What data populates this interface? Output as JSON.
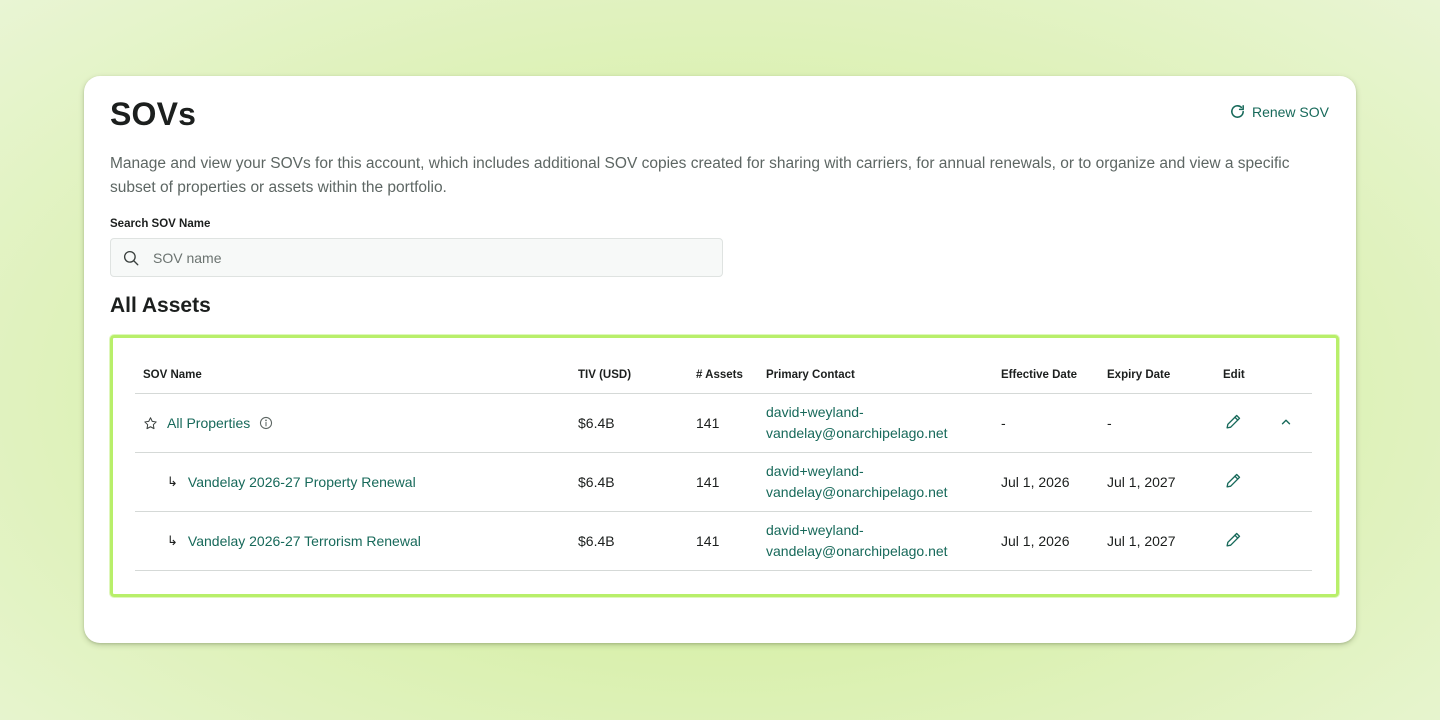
{
  "page": {
    "title": "SOVs",
    "description": "Manage and view your SOVs for this account, which includes additional SOV copies created for sharing with carriers, for annual renewals, or to organize and view a specific subset of properties or assets within the portfolio.",
    "renew_label": "Renew SOV"
  },
  "search": {
    "label": "Search SOV Name",
    "placeholder": "SOV name",
    "value": ""
  },
  "section": {
    "title": "All Assets"
  },
  "table": {
    "headers": {
      "name": "SOV Name",
      "tiv": "TIV (USD)",
      "assets": "# Assets",
      "contact": "Primary Contact",
      "effective": "Effective Date",
      "expiry": "Expiry Date",
      "edit": "Edit"
    },
    "rows": [
      {
        "name": "All Properties",
        "tiv": "$6.4B",
        "assets": "141",
        "contact_line1": "david+weyland-",
        "contact_line2": "vandelay@onarchipelago.net",
        "effective": "-",
        "expiry": "-"
      },
      {
        "name": "Vandelay 2026-27 Property Renewal",
        "tiv": "$6.4B",
        "assets": "141",
        "contact_line1": "david+weyland-",
        "contact_line2": "vandelay@onarchipelago.net",
        "effective": "Jul 1, 2026",
        "expiry": "Jul 1, 2027"
      },
      {
        "name": "Vandelay 2026-27 Terrorism Renewal",
        "tiv": "$6.4B",
        "assets": "141",
        "contact_line1": "david+weyland-",
        "contact_line2": "vandelay@onarchipelago.net",
        "effective": "Jul 1, 2026",
        "expiry": "Jul 1, 2027"
      }
    ],
    "child_arrow": "↳"
  },
  "colors": {
    "accent": "#17695a",
    "highlight_border": "#b8ef6a",
    "background": "#d9f0ad"
  },
  "icons": [
    "refresh-icon",
    "search-icon",
    "star-icon",
    "info-icon",
    "pencil-icon",
    "chevron-up-icon"
  ]
}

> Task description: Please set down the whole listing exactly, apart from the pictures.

> Task result:
What data populates this interface? Output as JSON.
{
  "page": {
    "title": "SOVs",
    "description": "Manage and view your SOVs for this account, which includes additional SOV copies created for sharing with carriers, for annual renewals, or to organize and view a specific subset of properties or assets within the portfolio.",
    "renew_label": "Renew SOV"
  },
  "search": {
    "label": "Search SOV Name",
    "placeholder": "SOV name",
    "value": ""
  },
  "section": {
    "title": "All Assets"
  },
  "table": {
    "headers": {
      "name": "SOV Name",
      "tiv": "TIV (USD)",
      "assets": "# Assets",
      "contact": "Primary Contact",
      "effective": "Effective Date",
      "expiry": "Expiry Date",
      "edit": "Edit"
    },
    "rows": [
      {
        "name": "All Properties",
        "tiv": "$6.4B",
        "assets": "141",
        "contact_line1": "david+weyland-",
        "contact_line2": "vandelay@onarchipelago.net",
        "effective": "-",
        "expiry": "-"
      },
      {
        "name": "Vandelay 2026-27 Property Renewal",
        "tiv": "$6.4B",
        "assets": "141",
        "contact_line1": "david+weyland-",
        "contact_line2": "vandelay@onarchipelago.net",
        "effective": "Jul 1, 2026",
        "expiry": "Jul 1, 2027"
      },
      {
        "name": "Vandelay 2026-27 Terrorism Renewal",
        "tiv": "$6.4B",
        "assets": "141",
        "contact_line1": "david+weyland-",
        "contact_line2": "vandelay@onarchipelago.net",
        "effective": "Jul 1, 2026",
        "expiry": "Jul 1, 2027"
      }
    ],
    "child_arrow": "↳"
  },
  "colors": {
    "accent": "#17695a",
    "highlight_border": "#b8ef6a",
    "background": "#d9f0ad"
  },
  "icons": [
    "refresh-icon",
    "search-icon",
    "star-icon",
    "info-icon",
    "pencil-icon",
    "chevron-up-icon"
  ]
}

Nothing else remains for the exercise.